:: Problem description ::
Could you write out every record below exactly, leaving out any pictures?

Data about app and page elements
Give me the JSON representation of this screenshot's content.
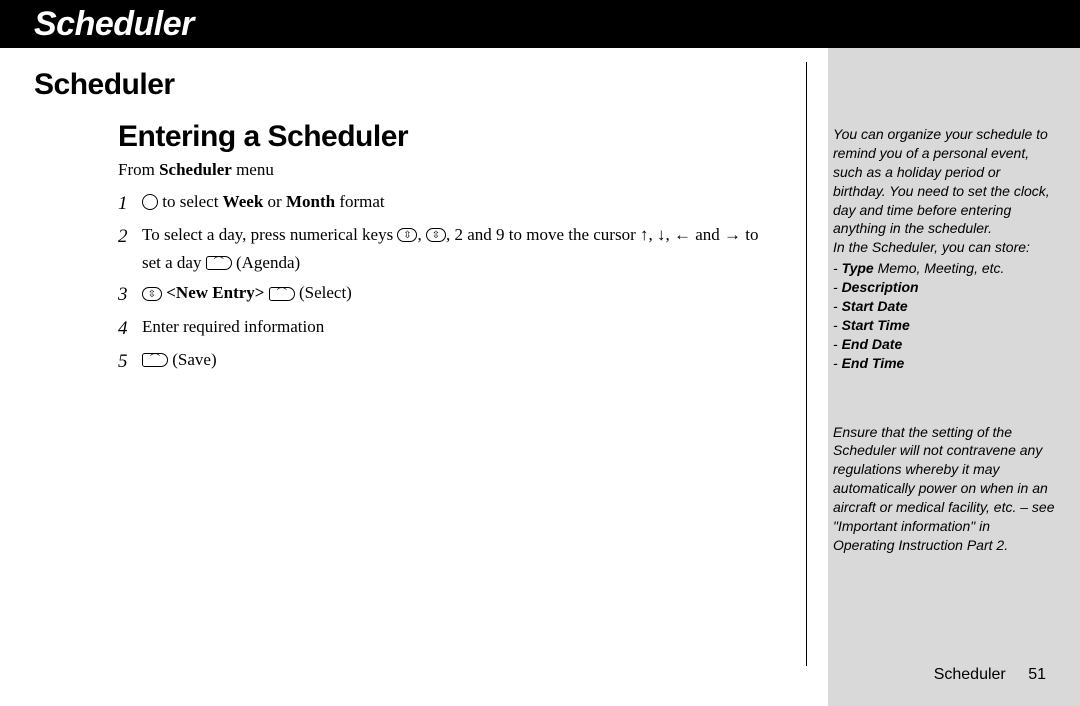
{
  "header": {
    "title": "Scheduler"
  },
  "breadcrumb": {
    "prefix": ">",
    "label": "Scheduler"
  },
  "section_label": "Scheduler",
  "heading": "Entering a Scheduler",
  "from_line": {
    "prefix": "From ",
    "bold": "Scheduler",
    "suffix": " menu"
  },
  "steps": [
    {
      "num": "1",
      "parts": [
        {
          "icon": "direction-key"
        },
        {
          "text": " to select "
        },
        {
          "bold": "Week"
        },
        {
          "text": " or "
        },
        {
          "bold": "Month"
        },
        {
          "text": " format"
        }
      ]
    },
    {
      "num": "2",
      "parts": [
        {
          "text": "To select a day, press numerical keys "
        },
        {
          "icon": "updown-key"
        },
        {
          "text": ", "
        },
        {
          "icon": "updown-key"
        },
        {
          "text": ", 2 and 9 to move the cursor ↑, ↓, ← and → to set a day "
        },
        {
          "icon": "soft-key"
        },
        {
          "text": " (Agenda)"
        }
      ]
    },
    {
      "num": "3",
      "parts": [
        {
          "icon": "updown-key"
        },
        {
          "text": " "
        },
        {
          "bold": "<New Entry>"
        },
        {
          "text": " "
        },
        {
          "icon": "soft-key"
        },
        {
          "text": " (Select)"
        }
      ]
    },
    {
      "num": "4",
      "parts": [
        {
          "text": "Enter required information"
        }
      ]
    },
    {
      "num": "5",
      "parts": [
        {
          "icon": "soft-key"
        },
        {
          "text": " (Save)"
        }
      ]
    }
  ],
  "side": {
    "intro": "You can organize your schedule to remind you of a personal event, such as a holiday period or birthday. You need to set the clock, day and time before entering anything in the scheduler.",
    "store_intro": "In the Scheduler, you can store:",
    "store_items": [
      {
        "bold": "Type",
        "suffix": " Memo, Meeting, etc."
      },
      {
        "bold": "Description",
        "suffix": ""
      },
      {
        "bold": "Start Date",
        "suffix": ""
      },
      {
        "bold": "Start Time",
        "suffix": ""
      },
      {
        "bold": "End Date",
        "suffix": ""
      },
      {
        "bold": "End Time",
        "suffix": ""
      }
    ],
    "warning": "Ensure that the setting of the Scheduler will not contravene any regulations whereby it may automatically power on when in an aircraft or medical facility, etc. – see \"Important information\" in Operating Instruction Part 2."
  },
  "footer": {
    "label": "Scheduler",
    "page": "51"
  }
}
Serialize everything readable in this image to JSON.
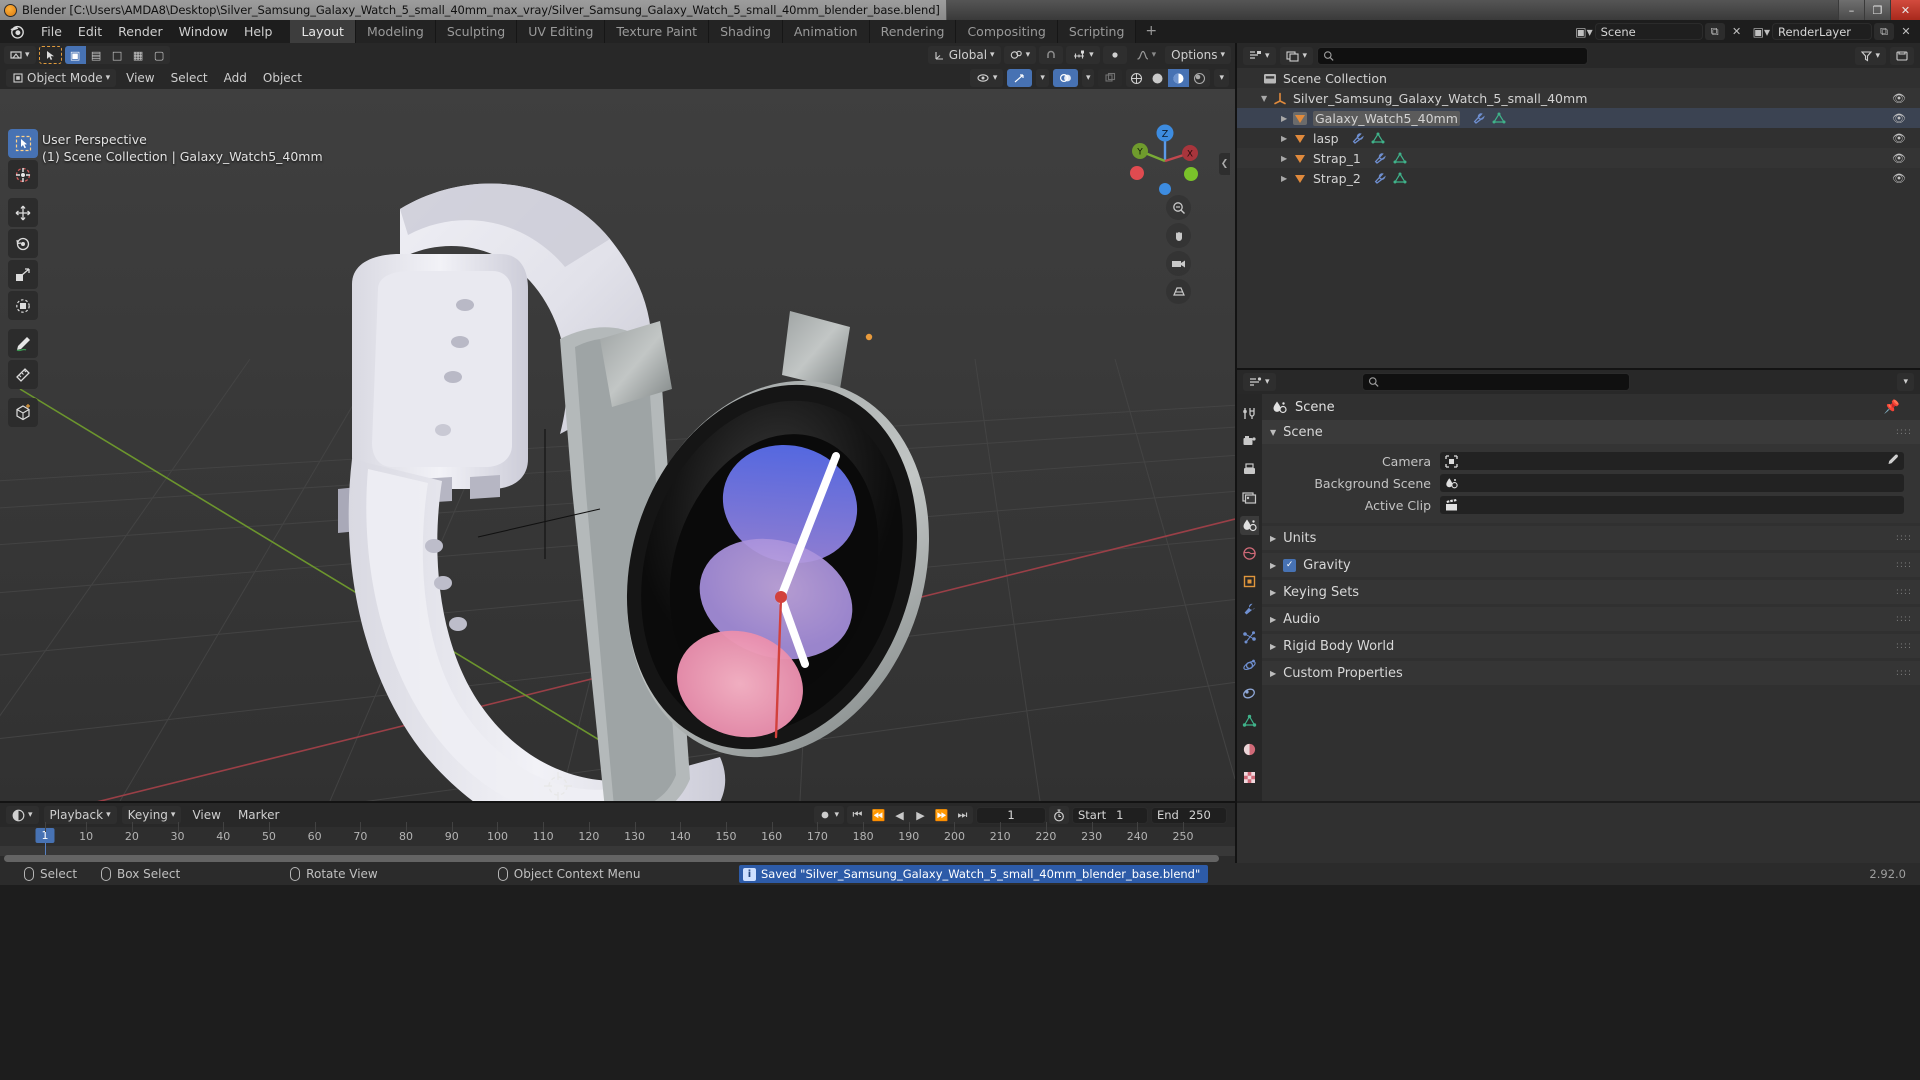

:: Problem solution ::
Give me the JSON representation of this screenshot's content.
{
  "header": {
    "title": "Scheduler"
  },
  "breadcrumb": {
    "prefix": ">",
    "label": "Scheduler"
  },
  "section_label": "Scheduler",
  "heading": "Entering a Scheduler",
  "from_line": {
    "prefix": "From ",
    "bold": "Scheduler",
    "suffix": " menu"
  },
  "steps": [
    {
      "num": "1",
      "parts": [
        {
          "icon": "direction-key"
        },
        {
          "text": " to select "
        },
        {
          "bold": "Week"
        },
        {
          "text": " or "
        },
        {
          "bold": "Month"
        },
        {
          "text": " format"
        }
      ]
    },
    {
      "num": "2",
      "parts": [
        {
          "text": "To select a day, press numerical keys "
        },
        {
          "icon": "updown-key"
        },
        {
          "text": ", "
        },
        {
          "icon": "updown-key"
        },
        {
          "text": ", 2 and 9 to move the cursor ↑, ↓, ← and → to set a day "
        },
        {
          "icon": "soft-key"
        },
        {
          "text": " (Agenda)"
        }
      ]
    },
    {
      "num": "3",
      "parts": [
        {
          "icon": "updown-key"
        },
        {
          "text": " "
        },
        {
          "bold": "<New Entry>"
        },
        {
          "text": " "
        },
        {
          "icon": "soft-key"
        },
        {
          "text": " (Select)"
        }
      ]
    },
    {
      "num": "4",
      "parts": [
        {
          "text": "Enter required information"
        }
      ]
    },
    {
      "num": "5",
      "parts": [
        {
          "icon": "soft-key"
        },
        {
          "text": " (Save)"
        }
      ]
    }
  ],
  "side": {
    "intro": "You can organize your schedule to remind you of a personal event, such as a holiday period or birthday. You need to set the clock, day and time before entering anything in the scheduler.",
    "store_intro": "In the Scheduler, you can store:",
    "store_items": [
      {
        "bold": "Type",
        "suffix": " Memo, Meeting, etc."
      },
      {
        "bold": "Description",
        "suffix": ""
      },
      {
        "bold": "Start Date",
        "suffix": ""
      },
      {
        "bold": "Start Time",
        "suffix": ""
      },
      {
        "bold": "End Date",
        "suffix": ""
      },
      {
        "bold": "End Time",
        "suffix": ""
      }
    ],
    "warning": "Ensure that the setting of the Scheduler will not contravene any regulations whereby it may automatically power on when in an aircraft or medical facility, etc. – see \"Important information\" in Operating Instruction Part 2."
  },
  "footer": {
    "label": "Scheduler",
    "page": "51"
  }
}
Serialize everything readable in this image to JSON.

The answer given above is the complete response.